The art of growing herbs for culinary delights is one that has been around for centuries. From ancient Egypt to modern-day kitchens, herbs have been used to add flavor and flair to dishes. With a little bit of knowledge and effort, anyone can create a herb garden of their own and reap the rewards of fresh, flavorful herbs.

Getting Started
The first step in starting a herb garden is to decide what to grow. Herbs come in many varieties, so it’s important to consider what flavors and aromas you’d like in your kitchen. Popular culinary herbs include basil, rosemary, oregano, thyme, sage, and parsley. Once you’ve decided on your herbs, it’s time to find a suitable location for your garden.

Herbs prefer to be in a sunny spot, but they can also tolerate some shade. It’s important to choose a location with good drainage, as too much water can cause the roots to rot. If you are planting in pots, make sure to choose a pot with plenty of drainage holes.

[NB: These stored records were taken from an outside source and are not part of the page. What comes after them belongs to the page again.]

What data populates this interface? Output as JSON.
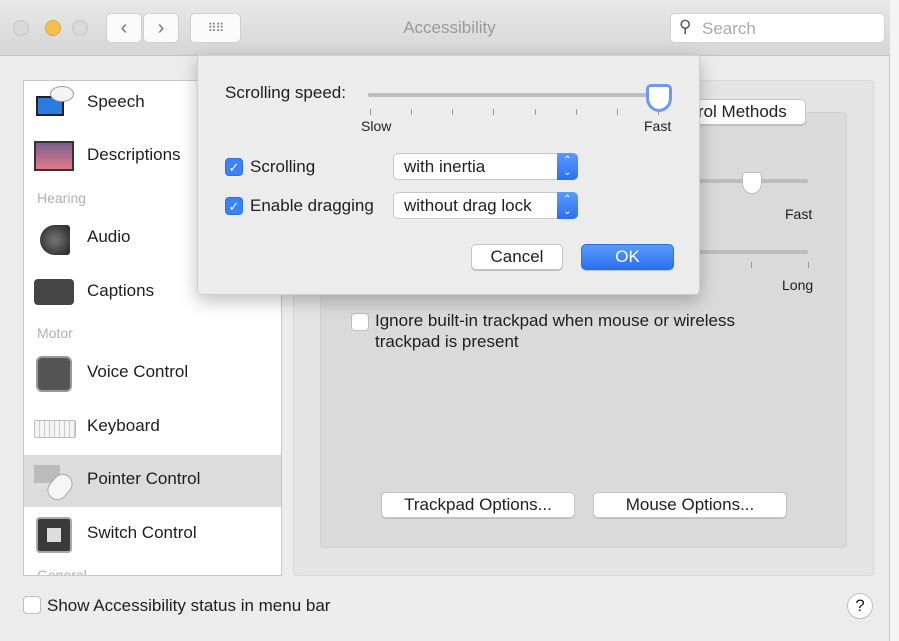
{
  "window": {
    "title": "Accessibility",
    "search_placeholder": "Search"
  },
  "sidebar": {
    "items": [
      {
        "label": "Speech",
        "icon": "speech-icon"
      },
      {
        "label": "Descriptions",
        "icon": "descriptions-icon"
      },
      {
        "label": "Audio",
        "icon": "speaker-icon"
      },
      {
        "label": "Captions",
        "icon": "captions-icon"
      },
      {
        "label": "Voice Control",
        "icon": "voice-control-icon"
      },
      {
        "label": "Keyboard",
        "icon": "keyboard-icon"
      },
      {
        "label": "Pointer Control",
        "icon": "pointer-control-icon",
        "selected": true
      },
      {
        "label": "Switch Control",
        "icon": "switch-control-icon"
      }
    ],
    "headers": [
      "Hearing",
      "Motor",
      "General"
    ]
  },
  "main": {
    "alt_methods_button": "Alternate Control Methods",
    "slider1_max_label": "Fast",
    "slider2_max_label": "Long",
    "ignore_trackpad_label_line1": "Ignore built-in trackpad when mouse or wireless",
    "ignore_trackpad_label_line2": "trackpad is present",
    "ignore_trackpad_checked": false,
    "trackpad_options_button": "Trackpad Options...",
    "mouse_options_button": "Mouse Options..."
  },
  "footer": {
    "status_menu_label": "Show Accessibility status in menu bar",
    "status_menu_checked": false,
    "help": "?"
  },
  "popover": {
    "scrolling_speed_label": "Scrolling speed:",
    "scrolling_speed_value": 1.0,
    "slow_label": "Slow",
    "fast_label": "Fast",
    "scrolling_label": "Scrolling",
    "scrolling_checked": true,
    "scrolling_value": "with inertia",
    "dragging_label": "Enable dragging",
    "dragging_checked": true,
    "dragging_value": "without drag lock",
    "cancel": "Cancel",
    "ok": "OK"
  },
  "colors": {
    "accent": "#3b82f6",
    "close_light": "#d9d9d9",
    "minimize_light": "#f5bf4f"
  }
}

Preparing the Soil
The next step is to prepare the soil. The best soil for herbs is a light, well-draining soil with plenty of organic matter. You can purchase soil mixes specifically for herbs, or make your own. To make your own, mix equal parts compost, peat moss, and sand. If your soil is too heavy, mix in some perlite or vermiculite to help with drainage.

Once your soil is ready, it’s time to plant your herbs. If you’re planting from seed, sow the seeds in rows and cover lightly with soil. If you’re planting from seedlings, dig a hole twice the size of the root ball and place the seedling in the hole. Gently press the soil around the roots and water well.

Caring for Herbs
Once your herbs are planted, it’s time to care for them. Herbs need to be watered regularly, but be careful not to overwater as this can cause root rot. Water your herbs in the morning and avoid getting the leaves wet, as this can cause fungal diseases.

Fertilizer is not necessary for herbs, but if you’d like to give them a boost, use a liquid fertilizer every two to three weeks. Herbs also benefit from occasional pruning. Pruning encourages new growth and helps keep the plants from becoming overcrowded.

Harvesting Herbs
When your herbs are ready for harvest, it’s time to enjoy the fruits of your labor. Herbs can be harvested at any time, but the flavor is best when the leaves are young. To harvest, simply snip off the leaves with scissors or pinch them off with your fingers.

Growing herbs for culinary delights is a rewarding experience. With a little bit of effort, you can enjoy the flavor and aroma of fresh herbs in your kitchen. From choosing the right herbs to harvesting them, the process of growing herbs is one that will bring you joy for years to come.